This was the year I became a huge fan of Switzerland's SONAR. My fandom was triggered by 2018's album Vortex featuring David Torn, the subsequent live album Live at Moods, and guitarist Stephan Thelen's solo album, Fractal Guitar.  What did these guys offer during 2019? Only the follow-up recording to their work with Torn, Tranceportation Vol. 1. (From which I infer there will be a Vol. 2 during 2020. One can hope.) As the band describes themselves, they eschew individual virtuosity for the group's polyrhythmic, tritonal guitar sound. The result I can only describe as a highly-rhythmic form of ambience. However, with the addition of Torn's slashing lead guitar, the overall effect is heightened by an order of magnitude. Torn's guitar jaggedly weaves through the space created by the band. I'll repeat Sid Smith's words: "Had MC Escher made music instead of drawing impossible and perplexing perspectives, it would sound like Sonar." Available on Bandcamp from RareNoise Records, I really should buy their complete catalog.
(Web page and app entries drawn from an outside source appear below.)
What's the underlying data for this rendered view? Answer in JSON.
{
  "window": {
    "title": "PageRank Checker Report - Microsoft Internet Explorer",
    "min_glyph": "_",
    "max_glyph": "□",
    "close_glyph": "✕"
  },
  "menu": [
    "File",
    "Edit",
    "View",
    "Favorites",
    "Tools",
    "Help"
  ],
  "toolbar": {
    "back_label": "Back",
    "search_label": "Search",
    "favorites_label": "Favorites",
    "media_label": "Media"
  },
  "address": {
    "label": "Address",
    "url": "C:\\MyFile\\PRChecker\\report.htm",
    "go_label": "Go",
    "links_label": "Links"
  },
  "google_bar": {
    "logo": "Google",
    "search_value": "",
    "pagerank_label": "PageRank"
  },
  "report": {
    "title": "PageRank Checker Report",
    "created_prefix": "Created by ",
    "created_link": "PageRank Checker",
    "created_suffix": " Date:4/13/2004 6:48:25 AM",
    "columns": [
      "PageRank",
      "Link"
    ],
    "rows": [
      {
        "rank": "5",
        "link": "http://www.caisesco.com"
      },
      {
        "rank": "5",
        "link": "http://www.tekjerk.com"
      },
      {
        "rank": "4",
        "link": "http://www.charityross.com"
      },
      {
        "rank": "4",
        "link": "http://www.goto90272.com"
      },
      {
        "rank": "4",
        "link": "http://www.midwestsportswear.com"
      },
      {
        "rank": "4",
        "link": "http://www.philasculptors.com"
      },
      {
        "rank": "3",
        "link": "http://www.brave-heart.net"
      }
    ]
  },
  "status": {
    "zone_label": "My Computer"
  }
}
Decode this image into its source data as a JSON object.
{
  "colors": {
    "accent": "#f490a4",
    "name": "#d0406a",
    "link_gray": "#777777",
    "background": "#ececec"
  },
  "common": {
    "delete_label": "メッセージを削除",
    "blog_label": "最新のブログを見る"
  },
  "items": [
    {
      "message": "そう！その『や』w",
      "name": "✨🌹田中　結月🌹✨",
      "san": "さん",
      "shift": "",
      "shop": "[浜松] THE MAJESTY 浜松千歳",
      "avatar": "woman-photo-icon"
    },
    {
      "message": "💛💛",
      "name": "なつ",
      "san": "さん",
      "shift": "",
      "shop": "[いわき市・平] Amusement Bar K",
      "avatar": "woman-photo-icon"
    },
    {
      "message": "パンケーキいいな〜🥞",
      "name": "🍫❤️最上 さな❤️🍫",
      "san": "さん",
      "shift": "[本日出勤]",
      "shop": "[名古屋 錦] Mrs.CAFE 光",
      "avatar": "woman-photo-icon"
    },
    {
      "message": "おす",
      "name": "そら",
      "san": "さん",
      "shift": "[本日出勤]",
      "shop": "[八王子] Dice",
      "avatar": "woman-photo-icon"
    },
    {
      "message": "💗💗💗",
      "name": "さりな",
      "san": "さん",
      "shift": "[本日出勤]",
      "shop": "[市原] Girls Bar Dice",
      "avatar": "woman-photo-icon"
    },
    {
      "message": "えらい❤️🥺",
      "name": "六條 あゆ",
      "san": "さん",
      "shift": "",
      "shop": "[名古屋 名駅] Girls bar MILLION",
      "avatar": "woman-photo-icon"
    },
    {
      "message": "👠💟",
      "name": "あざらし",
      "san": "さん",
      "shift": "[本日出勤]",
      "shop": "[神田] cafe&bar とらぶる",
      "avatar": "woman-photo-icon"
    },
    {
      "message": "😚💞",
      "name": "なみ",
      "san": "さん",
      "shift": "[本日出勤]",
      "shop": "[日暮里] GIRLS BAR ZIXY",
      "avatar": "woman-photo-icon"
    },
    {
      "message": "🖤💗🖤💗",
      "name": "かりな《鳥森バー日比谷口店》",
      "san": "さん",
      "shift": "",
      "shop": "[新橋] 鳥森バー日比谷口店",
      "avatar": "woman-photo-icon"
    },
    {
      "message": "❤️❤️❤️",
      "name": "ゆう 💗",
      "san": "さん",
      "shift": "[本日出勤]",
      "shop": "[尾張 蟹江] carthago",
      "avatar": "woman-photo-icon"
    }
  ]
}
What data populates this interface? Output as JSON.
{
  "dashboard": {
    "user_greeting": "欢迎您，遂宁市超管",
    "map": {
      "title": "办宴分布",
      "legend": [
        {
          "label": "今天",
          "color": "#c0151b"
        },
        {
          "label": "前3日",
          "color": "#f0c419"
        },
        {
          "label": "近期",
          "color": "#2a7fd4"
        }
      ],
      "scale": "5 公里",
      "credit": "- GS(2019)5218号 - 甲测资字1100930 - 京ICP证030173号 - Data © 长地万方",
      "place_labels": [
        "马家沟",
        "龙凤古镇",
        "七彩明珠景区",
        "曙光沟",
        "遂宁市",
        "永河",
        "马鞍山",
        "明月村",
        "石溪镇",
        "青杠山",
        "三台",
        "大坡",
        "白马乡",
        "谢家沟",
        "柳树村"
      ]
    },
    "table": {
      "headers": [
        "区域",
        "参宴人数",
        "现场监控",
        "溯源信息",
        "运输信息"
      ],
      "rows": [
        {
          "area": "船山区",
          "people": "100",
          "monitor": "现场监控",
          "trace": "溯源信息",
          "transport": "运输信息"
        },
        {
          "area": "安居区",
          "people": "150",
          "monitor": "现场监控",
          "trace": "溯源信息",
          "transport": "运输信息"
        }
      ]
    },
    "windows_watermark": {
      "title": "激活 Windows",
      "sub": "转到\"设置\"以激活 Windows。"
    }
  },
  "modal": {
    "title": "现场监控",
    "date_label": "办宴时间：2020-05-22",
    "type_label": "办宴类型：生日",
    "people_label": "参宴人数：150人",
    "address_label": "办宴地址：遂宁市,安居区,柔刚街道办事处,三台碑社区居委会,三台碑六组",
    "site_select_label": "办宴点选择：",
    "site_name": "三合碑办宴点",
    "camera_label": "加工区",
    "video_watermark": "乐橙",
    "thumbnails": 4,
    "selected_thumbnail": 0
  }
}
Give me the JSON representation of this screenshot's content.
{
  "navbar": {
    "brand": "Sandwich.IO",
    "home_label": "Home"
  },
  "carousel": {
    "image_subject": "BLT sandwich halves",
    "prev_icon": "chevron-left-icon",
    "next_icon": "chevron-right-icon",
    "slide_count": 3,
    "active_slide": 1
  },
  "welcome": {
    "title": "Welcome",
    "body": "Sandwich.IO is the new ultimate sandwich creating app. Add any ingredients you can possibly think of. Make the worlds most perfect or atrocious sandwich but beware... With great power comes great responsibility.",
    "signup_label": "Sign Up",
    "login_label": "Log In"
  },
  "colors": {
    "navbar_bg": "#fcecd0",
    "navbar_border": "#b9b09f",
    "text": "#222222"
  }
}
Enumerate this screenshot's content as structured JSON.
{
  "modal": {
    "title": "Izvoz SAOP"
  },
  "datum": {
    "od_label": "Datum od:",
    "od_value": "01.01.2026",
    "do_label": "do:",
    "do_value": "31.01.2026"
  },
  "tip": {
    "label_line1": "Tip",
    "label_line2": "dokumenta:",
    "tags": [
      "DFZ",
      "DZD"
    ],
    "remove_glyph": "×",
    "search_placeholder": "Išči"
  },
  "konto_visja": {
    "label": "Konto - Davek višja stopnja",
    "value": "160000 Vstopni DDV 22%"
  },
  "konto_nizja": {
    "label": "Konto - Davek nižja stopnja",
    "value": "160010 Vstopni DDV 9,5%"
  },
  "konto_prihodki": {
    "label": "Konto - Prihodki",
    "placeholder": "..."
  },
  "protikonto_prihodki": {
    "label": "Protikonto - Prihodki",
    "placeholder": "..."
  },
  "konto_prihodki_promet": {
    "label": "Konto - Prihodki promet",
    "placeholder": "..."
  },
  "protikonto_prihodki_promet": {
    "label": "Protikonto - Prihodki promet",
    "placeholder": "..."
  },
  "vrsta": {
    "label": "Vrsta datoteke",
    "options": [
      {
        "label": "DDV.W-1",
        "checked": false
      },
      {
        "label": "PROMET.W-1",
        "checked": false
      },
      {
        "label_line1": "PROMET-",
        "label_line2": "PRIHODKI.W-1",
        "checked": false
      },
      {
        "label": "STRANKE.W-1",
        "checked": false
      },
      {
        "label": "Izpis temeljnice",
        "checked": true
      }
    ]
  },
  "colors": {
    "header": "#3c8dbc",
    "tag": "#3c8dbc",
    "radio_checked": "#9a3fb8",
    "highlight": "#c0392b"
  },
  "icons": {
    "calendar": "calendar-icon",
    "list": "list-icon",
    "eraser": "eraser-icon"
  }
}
What else did the band have to offer in 2019? The Bill Laswell Mix Translations are a dub mix of tracks from Vortex. And Stephan Thelen remixed his solo album into The Fractal Guitar Remixes and Extra Tracks.

Honorable Mentions

I feel bad about including some albums that I love in this section as opposed to giving them full treatment like the ones above, but in the interest of space and time...
I also want to thank the folks at RareNoise Records for their annual "Leap of Faith" offering which allows you to buy in advance all their new releases in the coming year (and not have to pay for shipping). This may be the best thing that's happened to my music listening in the last decade. 2020's LoF should be announced soon.

Coda

Even after everything I've written above, I still feel bad about not mentioning other artists and albums from 2019 that I have really enjoyed. So here's the complete list of all my new music from 2019. And as I like to say, "I don't know much about music, but I sure like the sound it makes."